“We are deeply saddened by the devastation the firestorms are waging on our communities and we are committed to supporting wildfire victims and evacuees,” said William Isenberg, MD, Phd, Sutter Health’s chief quality and safety officer. “Sutter Health team members also live in these communities and we know many of their homes and families have been impacted by the fires, so we are activating employee resources like emergency financial assistance.”

Resources to Help You Access Care

Although some care sites may be experiencing temporary closures due to evacuation orders, air quality concerns or COVID-19, listed here, care team members at those care sites are available to determine which available options work best to help patient access care during the closures:

  • Video visits with a care provider
  • Obtaining in-person care at another Sutter facility
  • Rescheduling services once it is safe to do so

In partnership with clinicians and care sites across our network, Sutter’s Mental Health & Addiction Care team is also available to assist with your mental wellness. Even if you are not directly affected by the wildfires across Northern California, just hearing about them may trigger memories from a past event, leading to fear, anxiety or other strong emotions.
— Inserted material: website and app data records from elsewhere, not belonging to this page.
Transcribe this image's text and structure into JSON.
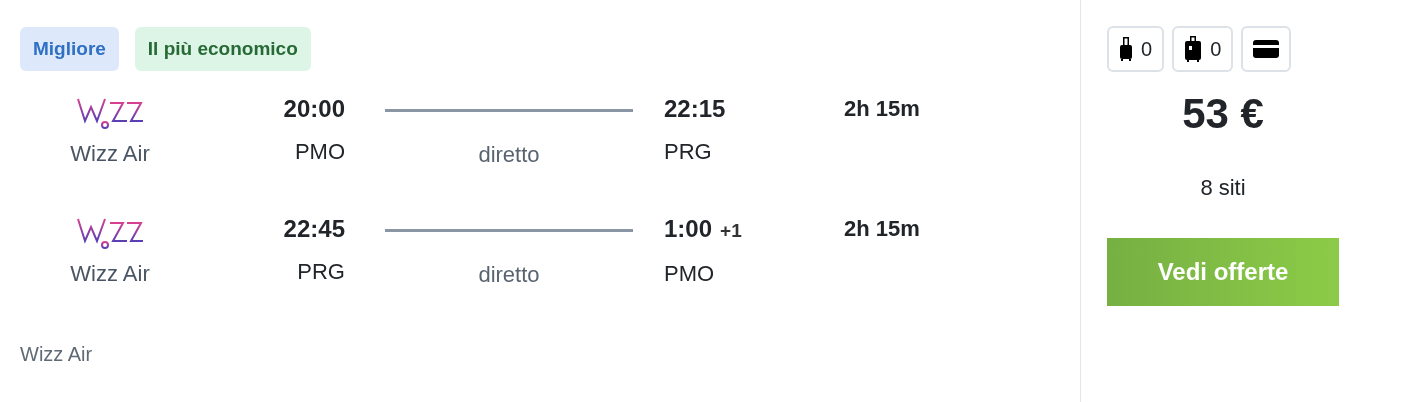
{
  "badges": [
    {
      "label": "Migliore",
      "kind": "best"
    },
    {
      "label": "Il più economico",
      "kind": "cheapest"
    }
  ],
  "legs": [
    {
      "airline": "Wizz Air",
      "depart_time": "20:00",
      "depart_airport": "PMO",
      "stops": "diretto",
      "arrive_time": "22:15",
      "arrive_airport": "PRG",
      "duration": "2h 15m"
    },
    {
      "airline": "Wizz Air",
      "depart_time": "22:45",
      "depart_airport": "PRG",
      "stops": "diretto",
      "arrive_time": "1:00",
      "day_offset": "+1",
      "arrive_airport": "PMO",
      "duration": "2h 15m"
    }
  ],
  "operator": "Wizz Air",
  "extras": [
    {
      "kind": "cabin-bag",
      "count": "0"
    },
    {
      "kind": "checked-bag",
      "count": "0"
    },
    {
      "kind": "card"
    }
  ],
  "price": "53 €",
  "sites": "8 siti",
  "cta": "Vedi offerte"
}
If you or a loved one needs help, please contact your primary care physician or access the emergency resources found here.

A Message from Sarah Krevans on the Northern California Wildfires

Posted on Aug 19, 2020 in Carousel, People, Quality, Safety, Scroll Images

Wildfires are again burning in multiple Northern California counties. Sadly, it’s an all too familiar occurrence for many of the communities Sutter Health is privileged to serve.

Sarah Krevans, President & CEO,
Sutter Health

I want to thank the thousands of firefighters and additional emergency personnel who are responding to these blazes—especially the physicians, nurses and staff across Sutter’s integrated network. Our teams have been on the front lines caring for patients since the very beginning of the COVID-19 pandemic and now they are simultaneously helping support their communities during these fires.

We are closely monitoring the progress of the fires, as well as the resulting poor air quality, and their impact on our care sites. As always, the safety of our patients and staff is our top priority. We will work to keep our communities informed during this evolving situation.

Sutter is also committed to supporting our staff who may have been evacuated or otherwise impacted by the wildfires. We are checking in with our team members and activating employee resources like emergency financial assistance.

As we have done throughout the ongoing pandemic and in past wildfires, we will use the breadth of our integrated network to move resources around our care sites to where they are needed most to help our communities and patients in Northern California.